### Data for review
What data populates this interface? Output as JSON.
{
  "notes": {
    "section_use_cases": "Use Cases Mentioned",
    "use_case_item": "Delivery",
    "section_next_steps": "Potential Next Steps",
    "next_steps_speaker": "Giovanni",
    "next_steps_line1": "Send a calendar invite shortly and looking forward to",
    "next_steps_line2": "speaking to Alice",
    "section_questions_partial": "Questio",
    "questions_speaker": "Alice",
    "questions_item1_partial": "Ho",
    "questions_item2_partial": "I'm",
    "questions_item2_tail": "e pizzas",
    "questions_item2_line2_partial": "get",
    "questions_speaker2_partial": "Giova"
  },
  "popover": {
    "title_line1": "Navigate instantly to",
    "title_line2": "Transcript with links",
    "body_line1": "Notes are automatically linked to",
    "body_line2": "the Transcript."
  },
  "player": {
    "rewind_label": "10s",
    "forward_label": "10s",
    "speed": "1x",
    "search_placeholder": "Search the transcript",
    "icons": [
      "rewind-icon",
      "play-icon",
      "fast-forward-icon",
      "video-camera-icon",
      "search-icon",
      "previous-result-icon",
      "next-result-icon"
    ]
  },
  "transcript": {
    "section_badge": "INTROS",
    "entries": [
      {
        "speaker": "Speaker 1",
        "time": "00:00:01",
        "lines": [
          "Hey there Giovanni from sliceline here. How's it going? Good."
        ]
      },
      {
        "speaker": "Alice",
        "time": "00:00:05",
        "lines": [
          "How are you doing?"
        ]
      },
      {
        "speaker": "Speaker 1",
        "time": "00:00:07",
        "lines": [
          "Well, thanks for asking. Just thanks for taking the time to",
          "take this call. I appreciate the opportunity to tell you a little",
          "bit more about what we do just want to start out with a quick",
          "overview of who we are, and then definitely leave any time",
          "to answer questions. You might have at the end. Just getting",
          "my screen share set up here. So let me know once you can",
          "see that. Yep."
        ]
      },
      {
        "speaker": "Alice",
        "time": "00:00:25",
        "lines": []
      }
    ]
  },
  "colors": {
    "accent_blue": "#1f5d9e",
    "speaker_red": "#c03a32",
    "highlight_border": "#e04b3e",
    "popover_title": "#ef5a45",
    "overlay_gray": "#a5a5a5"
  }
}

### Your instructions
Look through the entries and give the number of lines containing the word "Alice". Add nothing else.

### Solved problem
4